- Work item: Your response should give back each record exactly, word for word.

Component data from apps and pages
● ● ● ● ● ● ●
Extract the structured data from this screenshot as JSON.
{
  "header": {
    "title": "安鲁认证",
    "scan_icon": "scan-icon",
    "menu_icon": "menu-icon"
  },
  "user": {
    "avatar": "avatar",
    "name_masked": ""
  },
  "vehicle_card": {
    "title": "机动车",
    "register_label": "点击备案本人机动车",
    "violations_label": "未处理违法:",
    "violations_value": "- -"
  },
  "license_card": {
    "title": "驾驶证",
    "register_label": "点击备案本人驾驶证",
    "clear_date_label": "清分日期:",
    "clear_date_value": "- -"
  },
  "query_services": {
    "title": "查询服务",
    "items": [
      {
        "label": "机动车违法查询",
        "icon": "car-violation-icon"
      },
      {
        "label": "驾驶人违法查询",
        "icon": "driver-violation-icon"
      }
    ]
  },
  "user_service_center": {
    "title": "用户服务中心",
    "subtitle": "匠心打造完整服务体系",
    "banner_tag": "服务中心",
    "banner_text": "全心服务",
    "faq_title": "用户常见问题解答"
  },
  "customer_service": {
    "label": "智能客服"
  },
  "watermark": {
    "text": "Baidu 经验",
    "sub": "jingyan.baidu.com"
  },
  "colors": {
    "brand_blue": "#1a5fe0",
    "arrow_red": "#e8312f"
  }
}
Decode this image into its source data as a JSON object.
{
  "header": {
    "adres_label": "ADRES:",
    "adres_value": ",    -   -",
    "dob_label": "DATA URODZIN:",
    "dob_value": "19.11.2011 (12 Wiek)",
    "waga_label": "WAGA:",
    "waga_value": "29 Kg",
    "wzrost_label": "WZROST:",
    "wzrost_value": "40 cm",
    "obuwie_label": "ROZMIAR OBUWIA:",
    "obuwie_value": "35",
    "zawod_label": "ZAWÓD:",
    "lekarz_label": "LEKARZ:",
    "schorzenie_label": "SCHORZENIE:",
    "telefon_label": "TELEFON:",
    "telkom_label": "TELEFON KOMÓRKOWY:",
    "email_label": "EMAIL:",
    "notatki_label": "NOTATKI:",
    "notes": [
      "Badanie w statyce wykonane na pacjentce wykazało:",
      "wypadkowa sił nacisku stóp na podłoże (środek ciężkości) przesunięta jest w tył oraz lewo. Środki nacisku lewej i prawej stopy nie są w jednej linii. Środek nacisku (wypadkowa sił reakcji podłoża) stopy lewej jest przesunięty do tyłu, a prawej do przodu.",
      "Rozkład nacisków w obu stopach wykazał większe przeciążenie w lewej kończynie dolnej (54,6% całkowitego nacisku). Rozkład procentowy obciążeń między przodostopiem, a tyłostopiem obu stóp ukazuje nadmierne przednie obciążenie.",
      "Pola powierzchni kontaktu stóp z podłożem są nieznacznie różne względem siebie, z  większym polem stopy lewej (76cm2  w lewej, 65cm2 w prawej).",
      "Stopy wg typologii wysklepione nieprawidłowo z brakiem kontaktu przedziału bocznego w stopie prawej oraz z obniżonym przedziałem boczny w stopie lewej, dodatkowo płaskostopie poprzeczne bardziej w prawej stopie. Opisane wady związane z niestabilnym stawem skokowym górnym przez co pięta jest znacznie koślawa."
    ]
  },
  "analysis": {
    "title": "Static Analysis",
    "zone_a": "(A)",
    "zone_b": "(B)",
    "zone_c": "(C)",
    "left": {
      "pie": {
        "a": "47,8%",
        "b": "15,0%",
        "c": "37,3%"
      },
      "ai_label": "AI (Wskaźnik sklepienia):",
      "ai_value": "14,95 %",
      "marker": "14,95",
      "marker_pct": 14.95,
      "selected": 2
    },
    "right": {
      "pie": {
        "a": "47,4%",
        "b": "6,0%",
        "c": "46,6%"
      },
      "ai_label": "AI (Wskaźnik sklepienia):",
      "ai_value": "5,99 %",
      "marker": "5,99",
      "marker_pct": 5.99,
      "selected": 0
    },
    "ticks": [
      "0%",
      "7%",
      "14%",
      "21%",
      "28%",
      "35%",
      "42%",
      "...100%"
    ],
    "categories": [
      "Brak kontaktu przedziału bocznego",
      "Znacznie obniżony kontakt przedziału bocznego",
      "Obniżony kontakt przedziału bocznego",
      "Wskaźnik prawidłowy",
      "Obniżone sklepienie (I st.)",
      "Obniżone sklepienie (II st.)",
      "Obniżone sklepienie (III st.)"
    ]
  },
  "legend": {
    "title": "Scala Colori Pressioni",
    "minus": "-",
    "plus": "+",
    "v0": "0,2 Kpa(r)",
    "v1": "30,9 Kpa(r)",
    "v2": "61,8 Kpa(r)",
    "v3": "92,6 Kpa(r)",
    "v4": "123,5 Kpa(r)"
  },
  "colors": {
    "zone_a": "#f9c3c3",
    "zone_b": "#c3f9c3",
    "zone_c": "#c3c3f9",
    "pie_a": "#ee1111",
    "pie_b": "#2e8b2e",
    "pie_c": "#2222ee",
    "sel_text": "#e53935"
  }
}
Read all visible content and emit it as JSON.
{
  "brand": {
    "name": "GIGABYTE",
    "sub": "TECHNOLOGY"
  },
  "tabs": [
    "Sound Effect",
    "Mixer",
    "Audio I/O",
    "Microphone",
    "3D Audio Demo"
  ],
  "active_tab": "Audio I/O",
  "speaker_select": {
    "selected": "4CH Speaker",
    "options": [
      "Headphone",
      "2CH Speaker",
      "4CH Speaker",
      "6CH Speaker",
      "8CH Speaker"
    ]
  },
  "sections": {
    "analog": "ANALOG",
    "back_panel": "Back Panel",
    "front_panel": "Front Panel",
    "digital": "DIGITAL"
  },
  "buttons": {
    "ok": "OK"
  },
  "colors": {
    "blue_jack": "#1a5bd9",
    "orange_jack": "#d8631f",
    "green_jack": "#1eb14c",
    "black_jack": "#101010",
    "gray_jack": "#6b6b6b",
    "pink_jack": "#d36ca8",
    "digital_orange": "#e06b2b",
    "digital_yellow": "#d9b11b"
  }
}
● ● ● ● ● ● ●
- Result for this task:
Extract the structured data from this screenshot as JSON.
{
  "header": {
    "title": "安鲁认证",
    "scan_icon": "scan-icon",
    "menu_icon": "menu-icon"
  },
  "user": {
    "avatar": "avatar",
    "name_masked": ""
  },
  "vehicle_card": {
    "title": "机动车",
    "register_label": "点击备案本人机动车",
    "violations_label": "未处理违法:",
    "violations_value": "- -"
  },
  "license_card": {
    "title": "驾驶证",
    "register_label": "点击备案本人驾驶证",
    "clear_date_label": "清分日期:",
    "clear_date_value": "- -"
  },
  "query_services": {
    "title": "查询服务",
    "items": [
      {
        "label": "机动车违法查询",
        "icon": "car-violation-icon"
      },
      {
        "label": "驾驶人违法查询",
        "icon": "driver-violation-icon"
      }
    ]
  },
  "user_service_center": {
    "title": "用户服务中心",
    "subtitle": "匠心打造完整服务体系",
    "banner_tag": "服务中心",
    "banner_text": "全心服务",
    "faq_title": "用户常见问题解答"
  },
  "customer_service": {
    "label": "智能客服"
  },
  "watermark": {
    "text": "Baidu 经验",
    "sub": "jingyan.baidu.com"
  },
  "colors": {
    "brand_blue": "#1a5fe0",
    "arrow_red": "#e8312f"
  }
}
Decode this image into its source data as a JSON object.
{
  "header": {
    "adres_label": "ADRES:",
    "adres_value": ",    -   -",
    "dob_label": "DATA URODZIN:",
    "dob_value": "19.11.2011 (12 Wiek)",
    "waga_label": "WAGA:",
    "waga_value": "29 Kg",
    "wzrost_label": "WZROST:",
    "wzrost_value": "40 cm",
    "obuwie_label": "ROZMIAR OBUWIA:",
    "obuwie_value": "35",
    "zawod_label": "ZAWÓD:",
    "lekarz_label": "LEKARZ:",
    "schorzenie_label": "SCHORZENIE:",
    "telefon_label": "TELEFON:",
    "telkom_label": "TELEFON KOMÓRKOWY:",
    "email_label": "EMAIL:",
    "notatki_label": "NOTATKI:",
    "notes": [
      "Badanie w statyce wykonane na pacjentce wykazało:",
      "wypadkowa sił nacisku stóp na podłoże (środek ciężkości) przesunięta jest w tył oraz lewo. Środki nacisku lewej i prawej stopy nie są w jednej linii. Środek nacisku (wypadkowa sił reakcji podłoża) stopy lewej jest przesunięty do tyłu, a prawej do przodu.",
      "Rozkład nacisków w obu stopach wykazał większe przeciążenie w lewej kończynie dolnej (54,6% całkowitego nacisku). Rozkład procentowy obciążeń między przodostopiem, a tyłostopiem obu stóp ukazuje nadmierne przednie obciążenie.",
      "Pola powierzchni kontaktu stóp z podłożem są nieznacznie różne względem siebie, z  większym polem stopy lewej (76cm2  w lewej, 65cm2 w prawej).",
      "Stopy wg typologii wysklepione nieprawidłowo z brakiem kontaktu przedziału bocznego w stopie prawej oraz z obniżonym przedziałem boczny w stopie lewej, dodatkowo płaskostopie poprzeczne bardziej w prawej stopie. Opisane wady związane z niestabilnym stawem skokowym górnym przez co pięta jest znacznie koślawa."
    ]
  },
  "analysis": {
    "title": "Static Analysis",
    "zone_a": "(A)",
    "zone_b": "(B)",
    "zone_c": "(C)",
    "left": {
      "pie": {
        "a": "47,8%",
        "b": "15,0%",
        "c": "37,3%"
      },
      "ai_label": "AI (Wskaźnik sklepienia):",
      "ai_value": "14,95 %",
      "marker": "14,95",
      "marker_pct": 14.95,
      "selected": 2
    },
    "right": {
      "pie": {
        "a": "47,4%",
        "b": "6,0%",
        "c": "46,6%"
      },
      "ai_label": "AI (Wskaźnik sklepienia):",
      "ai_value": "5,99 %",
      "marker": "5,99",
      "marker_pct": 5.99,
      "selected": 0
    },
    "ticks": [
      "0%",
      "7%",
      "14%",
      "21%",
      "28%",
      "35%",
      "42%",
      "...100%"
    ],
    "categories": [
      "Brak kontaktu przedziału bocznego",
      "Znacznie obniżony kontakt przedziału bocznego",
      "Obniżony kontakt przedziału bocznego",
      "Wskaźnik prawidłowy",
      "Obniżone sklepienie (I st.)",
      "Obniżone sklepienie (II st.)",
      "Obniżone sklepienie (III st.)"
    ]
  },
  "legend": {
    "title": "Scala Colori Pressioni",
    "minus": "-",
    "plus": "+",
    "v0": "0,2 Kpa(r)",
    "v1": "30,9 Kpa(r)",
    "v2": "61,8 Kpa(r)",
    "v3": "92,6 Kpa(r)",
    "v4": "123,5 Kpa(r)"
  },
  "colors": {
    "zone_a": "#f9c3c3",
    "zone_b": "#c3f9c3",
    "zone_c": "#c3c3f9",
    "pie_a": "#ee1111",
    "pie_b": "#2e8b2e",
    "pie_c": "#2222ee",
    "sel_text": "#e53935"
  }
}
Read all visible content and emit it as JSON.
{
  "brand": {
    "name": "GIGABYTE",
    "sub": "TECHNOLOGY"
  },
  "tabs": [
    "Sound Effect",
    "Mixer",
    "Audio I/O",
    "Microphone",
    "3D Audio Demo"
  ],
  "active_tab": "Audio I/O",
  "speaker_select": {
    "selected": "4CH Speaker",
    "options": [
      "Headphone",
      "2CH Speaker",
      "4CH Speaker",
      "6CH Speaker",
      "8CH Speaker"
    ]
  },
  "sections": {
    "analog": "ANALOG",
    "back_panel": "Back Panel",
    "front_panel": "Front Panel",
    "digital": "DIGITAL"
  },
  "buttons": {
    "ok": "OK"
  },
  "colors": {
    "blue_jack": "#1a5bd9",
    "orange_jack": "#d8631f",
    "green_jack": "#1eb14c",
    "black_jack": "#101010",
    "gray_jack": "#6b6b6b",
    "pink_jack": "#d36ca8",
    "digital_orange": "#e06b2b",
    "digital_yellow": "#d9b11b"
  }
}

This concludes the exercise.